Shortly after the Tigray People’s Liberation Front marched Ethiopian federal prisoners of war through the streets of Mekelle this weekend, it called on all sympathetic troops of Prime Minister Abiy Ahmed to withdraw from the province before agreeing to a ceasefire. fire.
It was only the latest sign that the unilateral ceasefire of Abiy, which the TPLF called a “joke”, could be ineffective in planting lots that have killed thousands, displaced 1.7 m and sunk over 400,000 people like famine conditions.
The Ethiopian government had urged Tigrayan rebels to adhere to the June 28 ceasefire, which aims to help aid agencies reach hundreds of thousands of people with relief supplies. The call for a ceasefire was made as was TPLF picked up Mekelle, the regional capital, a week ago.
The TPLF demands that Addis Ababa withdraw from all its troops and allies from the northern region. He also called for an independent inquiry into alleged atrocities by Ethiopian and Eritrean troops, and the reinstatement of the TPLF government in Tigray.
Abiy, who won the Nobel Peace Prize in 2019, is accused of pursuing one conflict which has unleashed rape, massacre and alleged ethnic cleansing, and led Washington to impose sanctions on a number of Ethiopian officials.
“We are determined and we must shed blood to ensure our survival as people,” the TPLF said, adding that Abiy Ahmed’s “fascist clique is, true to form, trying to deceive the international community into thinking that it is a peace officer. ”

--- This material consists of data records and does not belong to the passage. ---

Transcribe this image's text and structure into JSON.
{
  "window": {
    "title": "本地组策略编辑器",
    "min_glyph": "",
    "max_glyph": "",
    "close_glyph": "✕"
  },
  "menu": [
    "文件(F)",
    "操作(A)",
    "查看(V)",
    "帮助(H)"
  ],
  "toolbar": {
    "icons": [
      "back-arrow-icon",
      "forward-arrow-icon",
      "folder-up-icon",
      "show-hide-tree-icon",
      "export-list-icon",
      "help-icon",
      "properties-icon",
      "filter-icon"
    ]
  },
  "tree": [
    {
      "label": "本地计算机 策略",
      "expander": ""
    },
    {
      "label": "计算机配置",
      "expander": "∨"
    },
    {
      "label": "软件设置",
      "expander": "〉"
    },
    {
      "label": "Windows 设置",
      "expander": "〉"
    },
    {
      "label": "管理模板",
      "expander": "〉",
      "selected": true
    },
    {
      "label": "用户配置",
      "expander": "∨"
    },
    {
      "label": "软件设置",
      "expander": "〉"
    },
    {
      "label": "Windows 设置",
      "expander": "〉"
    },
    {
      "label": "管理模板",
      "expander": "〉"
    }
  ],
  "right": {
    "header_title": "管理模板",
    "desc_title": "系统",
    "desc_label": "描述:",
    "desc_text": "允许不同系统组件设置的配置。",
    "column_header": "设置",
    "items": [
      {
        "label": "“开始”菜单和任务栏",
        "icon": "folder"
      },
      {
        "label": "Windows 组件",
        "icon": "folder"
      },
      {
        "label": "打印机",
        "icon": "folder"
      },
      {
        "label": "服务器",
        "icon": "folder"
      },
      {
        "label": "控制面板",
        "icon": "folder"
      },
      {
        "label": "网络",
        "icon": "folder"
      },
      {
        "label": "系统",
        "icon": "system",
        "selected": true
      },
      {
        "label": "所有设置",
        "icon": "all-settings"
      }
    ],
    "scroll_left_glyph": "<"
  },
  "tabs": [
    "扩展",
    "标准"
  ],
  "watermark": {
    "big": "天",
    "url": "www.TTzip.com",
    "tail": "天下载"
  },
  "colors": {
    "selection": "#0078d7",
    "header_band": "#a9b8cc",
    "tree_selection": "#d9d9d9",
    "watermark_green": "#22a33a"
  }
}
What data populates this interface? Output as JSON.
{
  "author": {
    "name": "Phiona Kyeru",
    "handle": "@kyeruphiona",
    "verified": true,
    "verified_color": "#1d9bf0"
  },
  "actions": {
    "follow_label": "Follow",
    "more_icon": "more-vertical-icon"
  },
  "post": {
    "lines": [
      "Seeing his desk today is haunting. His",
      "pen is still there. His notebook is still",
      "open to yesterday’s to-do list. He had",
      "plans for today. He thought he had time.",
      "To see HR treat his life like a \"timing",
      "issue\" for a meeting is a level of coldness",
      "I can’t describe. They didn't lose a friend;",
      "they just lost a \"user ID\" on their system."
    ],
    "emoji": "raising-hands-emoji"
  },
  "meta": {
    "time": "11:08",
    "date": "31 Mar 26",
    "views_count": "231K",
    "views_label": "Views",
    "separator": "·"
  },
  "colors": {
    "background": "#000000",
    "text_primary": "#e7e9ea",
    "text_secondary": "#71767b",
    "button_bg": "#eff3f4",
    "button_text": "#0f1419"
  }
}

Addis Ababa has repeatedly claimed victory in a war that Abiy once declared would take only weeks, but lasted eight months and drew to nearby Eritrea. It took 10 days for the TPLF to regain control of Mekelle by Ethiopian forces, who took it last November.
Many have questioned the ceasefire as a strategy that will allow Abiy to reunite and rearm his forces. “This cessation of the federal government’s‘ humanitarian ’fire does not seem sincere,” said William Davison, senior analyst at Ethiopia’s Crisis Group.
“It simply came to our notice then. . . increase, given the blatant federal obstacle to humanitarian operations. . . an upward TDF will not passively allow the federal government to try to restrict the region again. ”
Addis Ababa has in fact accorded the region. According to the UN, Tigray is now suffering from a blackout in telecommunications and electricity and a shortage of liquidity and fuel that will “only aggravate the already dire humanitarian situation”.
Mekelle’s takeover of the TPLF and Addis Ababa’s position also lead to what the U.S. and EU state departments have called the necessary conditions for an effective ceasefire.
U US he said the ceasefire “could be a positive step if it would result in changes in ground to end the conflict, stop atrocities, and allow unhindered humanitarian assistance.” The EU has stressed that “to be credible, it must materialize quickly and be accompanied by additional efforts by all parties to end the conflict.”
But on Wednesday, Ethiopia’s lieutenant general, Bacha Debele, warned: “Yes [the rebels] provoke us, we can return to Mekelle today. ”In a sign that fighting continues, two bridges have been blown up since the ceasefire, further preventing aid. Each side has accused the other of responsibility.
The TPLF has vowed to rid Tigray of all Ethiopian federal soldiers and allied fighters in Amhara and Eritrea – and, if necessary, march on Eritrea’s capital, Asmara. Before accepting a ceasefire, the TPLF also wants both Abiy and Eritrean leader Isaias Afwerki to be held accountable for crimes allegedly committed against the Tigraans.
TPLF officials claim to have more than 9,000 Ethiopian prisoners of war and say their priority is to push all opposing forces out of western Tigray so they can establish a supply corridor with neighboring Sudan. They say they have up to 30,000 troops waiting here to join the fight.
“Militarily, there is no problem taking the western Tigray,” a TPLF official told the Financial Times. “The goal now is to try to open the corridor with Sudan.”
Sudanese officials have said their country has no interest in participating in a war in Ethiopia. However, there have been clashes between Sudanese and Ethiopian forces on agricultural land at the border since the end of last year.
Relations between Khartoum and Addis Ababa have also been strained since giant dam that Ethiopia has built on the Nile, which Sudan fears could give Ethiopia control of vital river water supplies.
The Tigraans have a long history of struggle: first in a 1940 rebellion against Emperor Haile Selassie, then in a guerrilla war against the Derg regime that led the Tigraans to rule the Ethiopia since 1991 after marching on Addis Ababa.
Today, some members of the TPLF say the conflict, which began last November after Abiy sent troops in response to alleged attacks on federal forces, turns into a struggle for Tigrayan’s independence from Ethiopia.
“The war has not stopped,” one said. “Maybe the gun barrel is stopped – for now, and in some areas.”